Objectives: The aims of this study were to (a) discuss how technology-based behavioral interventions challenge conventions about how intervention fidelity is conceptualized and evaluated, (b) propose an intervention fidelity framework that may be more appropriate for technology-based behavioral interventions, and (c) present a plan for operationalizing each concept in the framework using the intervention fidelity monitoring plan for Pocket PATH (Personal Assistant for Tracking Health), a mobile health technology designed to promote self-care behaviors after lung transplantation, as an exemplar.

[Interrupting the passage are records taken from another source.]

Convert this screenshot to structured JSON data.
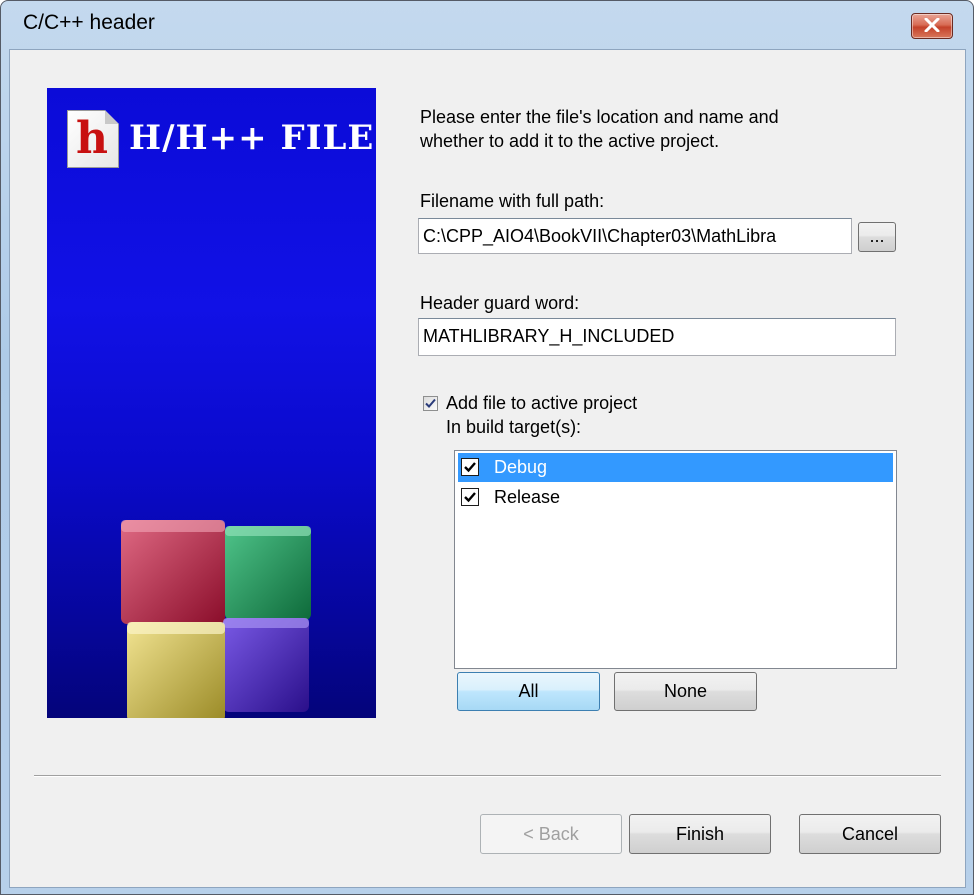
{
  "window": {
    "title": "C/C++ header"
  },
  "banner": {
    "icon_letter": "h",
    "title": "H/H++ FILE"
  },
  "intro": {
    "line1": "Please enter the file's location and name and",
    "line2": "whether to add it to the active project."
  },
  "filename": {
    "label": "Filename with full path:",
    "value": "C:\\CPP_AIO4\\BookVII\\Chapter03\\MathLibra",
    "browse_label": "..."
  },
  "header_guard": {
    "label": "Header guard word:",
    "value": "MATHLIBRARY_H_INCLUDED"
  },
  "add_to_project": {
    "label": "Add file to active project",
    "checked": true
  },
  "build_targets": {
    "label": "In build target(s):",
    "items": [
      {
        "label": "Debug",
        "checked": true,
        "selected": true
      },
      {
        "label": "Release",
        "checked": true,
        "selected": false
      }
    ],
    "all_label": "All",
    "none_label": "None"
  },
  "footer": {
    "back_label": "< Back",
    "finish_label": "Finish",
    "cancel_label": "Cancel"
  },
  "colors": {
    "banner_blue": "#0b0bd8",
    "selection_blue": "#3399ff"
  }
}
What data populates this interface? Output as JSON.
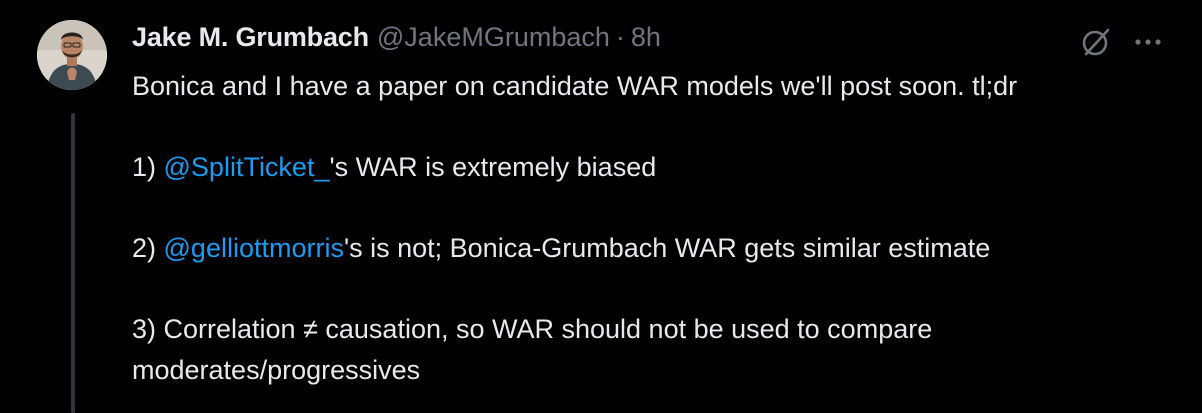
{
  "author": {
    "name": "Jake M. Grumbach",
    "handle": "@JakeMGrumbach",
    "separator": "·",
    "time": "8h"
  },
  "header_icons": [
    "grok-icon",
    "more-options-icon"
  ],
  "text": {
    "line1": "Bonica and I have a paper on candidate WAR models we'll post soon. tl;dr",
    "point1_prefix": "1) ",
    "point1_mention": "@SplitTicket_",
    "point1_rest": "'s WAR is extremely biased",
    "point2_prefix": "2) ",
    "point2_mention": "@gelliottmorris",
    "point2_rest": "'s is not; Bonica-Grumbach WAR gets similar estimate",
    "point3_line1": "3) Correlation ≠ causation, so WAR should not be used to compare",
    "point3_line2": "moderates/progressives"
  },
  "colors": {
    "background": "#000000",
    "text": "#e7e9ea",
    "secondary": "#71767b",
    "link": "#1d9bf0",
    "thread_line": "#333639"
  }
}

Method: The literature related to intervention fidelity and technology acceptance was used to identify the issues that are unique to the fidelity of technology-based behavioral interventions and thus important to include in a proposed intervention fidelity framework. An intervention fidelity monitoring plan for technology-based behavioral interventions was developed as an example.
Results: The intervention fidelity monitoring plan was deemed feasible and practical to implement and showed utility in operationalizing the concepts such as assessing interventionists' delivery and participants' acceptance of the technology-based behavioral intervention.
Discussion: The framework has the potential to guide the development of implementation fidelity monitoring tools for other technology-based behavioral interventions. Further application and testing of this framework will allow for a better understanding of the role that technology acceptance plays in the adoption and enactment of the behaviors that technology-based behavioral interventions are intended to promote.
Annette DeVito Dabbs, PhD, RN, FAAN, is Associate Professor, School of Nursing, University of Pittsburgh, Pennsylvania.
Mi-Kyung Song, PhD, RN, is Associate Professor, School of Nursing, University of North Carolina, Chapel Hill.
Robert Hawkins, PhD, is Professor Emeritus, School of Journalism and Mass Communication, University of Wisconsin-Madison.
Jill Aubrecht, MBA, MN, RN, is Project Director; Karen Kovach, BSN, RN, is Graduate Student Researcher; Lauren Terhorst, PhD, is Assistant Professor; Mary Connolly, BSN, RN, is Nurse Interventionist; Mary McNulty, MLS, is Nurse Interventionist; and Judith Callan, PhD, RN, is Research Assistant Professor, School of Nursing, University of Pittsburgh, Pennsylvania.
Accepted for publication July 6, 2011.
Funding for this study was provided by the National Institutes of Health, National Institute of Nursing Research (NR010711; DeVito Dabbs, primary investigator).
The authors have no conflicts of interest to disclose.
Corresponding author: Annette DeVito Dabbs, PhD, RN, FAAN, School of Nursing, University of Pittsburgh, 3500 Victoria Street, Pittsburgh, PA 15261 (e-mail: firstname.lastname@example.org).